▶ **PROBLEM DETAILS**: Set the data down again, exactly as it appears below.

▶ **MATERIAL FOR THE TASK**:

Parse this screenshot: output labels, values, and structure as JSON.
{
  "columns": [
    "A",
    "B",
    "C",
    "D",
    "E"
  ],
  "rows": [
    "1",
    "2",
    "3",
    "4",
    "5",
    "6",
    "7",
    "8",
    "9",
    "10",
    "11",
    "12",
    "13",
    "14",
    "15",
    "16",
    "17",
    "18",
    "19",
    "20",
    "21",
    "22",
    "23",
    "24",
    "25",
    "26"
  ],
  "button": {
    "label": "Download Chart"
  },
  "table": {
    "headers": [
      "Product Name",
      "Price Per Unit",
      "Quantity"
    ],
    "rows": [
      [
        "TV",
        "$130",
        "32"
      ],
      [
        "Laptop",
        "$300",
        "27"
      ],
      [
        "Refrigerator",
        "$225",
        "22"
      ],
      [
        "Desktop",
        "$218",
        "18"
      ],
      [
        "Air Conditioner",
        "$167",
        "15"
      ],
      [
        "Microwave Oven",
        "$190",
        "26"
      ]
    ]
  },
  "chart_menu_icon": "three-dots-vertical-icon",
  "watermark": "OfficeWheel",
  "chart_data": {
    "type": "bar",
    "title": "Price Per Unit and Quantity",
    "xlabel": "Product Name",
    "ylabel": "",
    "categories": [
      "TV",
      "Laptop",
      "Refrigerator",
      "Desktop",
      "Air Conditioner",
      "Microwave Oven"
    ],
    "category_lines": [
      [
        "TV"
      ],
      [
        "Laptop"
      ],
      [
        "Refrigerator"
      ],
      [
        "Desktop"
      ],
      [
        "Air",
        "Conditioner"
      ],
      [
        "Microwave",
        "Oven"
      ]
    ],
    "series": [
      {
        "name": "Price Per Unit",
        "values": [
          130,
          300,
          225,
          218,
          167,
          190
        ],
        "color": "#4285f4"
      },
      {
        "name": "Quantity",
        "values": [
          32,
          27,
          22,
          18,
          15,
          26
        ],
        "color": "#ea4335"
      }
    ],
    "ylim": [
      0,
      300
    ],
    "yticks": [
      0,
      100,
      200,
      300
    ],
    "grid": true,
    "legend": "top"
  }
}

▶ **COMPLETED TASK**:
Parse this screenshot: output labels, values, and structure as JSON.
{
  "columns": [
    "A",
    "B",
    "C",
    "D",
    "E"
  ],
  "rows": [
    "1",
    "2",
    "3",
    "4",
    "5",
    "6",
    "7",
    "8",
    "9",
    "10",
    "11",
    "12",
    "13",
    "14",
    "15",
    "16",
    "17",
    "18",
    "19",
    "20",
    "21",
    "22",
    "23",
    "24",
    "25",
    "26"
  ],
  "button": {
    "label": "Download Chart"
  },
  "table": {
    "headers": [
      "Product Name",
      "Price Per Unit",
      "Quantity"
    ],
    "rows": [
      [
        "TV",
        "$130",
        "32"
      ],
      [
        "Laptop",
        "$300",
        "27"
      ],
      [
        "Refrigerator",
        "$225",
        "22"
      ],
      [
        "Desktop",
        "$218",
        "18"
      ],
      [
        "Air Conditioner",
        "$167",
        "15"
      ],
      [
        "Microwave Oven",
        "$190",
        "26"
      ]
    ]
  },
  "chart_menu_icon": "three-dots-vertical-icon",
  "watermark": "OfficeWheel",
  "chart_data": {
    "type": "bar",
    "title": "Price Per Unit and Quantity",
    "xlabel": "Product Name",
    "ylabel": "",
    "categories": [
      "TV",
      "Laptop",
      "Refrigerator",
      "Desktop",
      "Air Conditioner",
      "Microwave Oven"
    ],
    "category_lines": [
      [
        "TV"
      ],
      [
        "Laptop"
      ],
      [
        "Refrigerator"
      ],
      [
        "Desktop"
      ],
      [
        "Air",
        "Conditioner"
      ],
      [
        "Microwave",
        "Oven"
      ]
    ],
    "series": [
      {
        "name": "Price Per Unit",
        "values": [
          130,
          300,
          225,
          218,
          167,
          190
        ],
        "color": "#4285f4"
      },
      {
        "name": "Quantity",
        "values": [
          32,
          27,
          22,
          18,
          15,
          26
        ],
        "color": "#ea4335"
      }
    ],
    "ylim": [
      0,
      300
    ],
    "yticks": [
      0,
      100,
      200,
      300
    ],
    "grid": true,
    "legend": "top"
  }
}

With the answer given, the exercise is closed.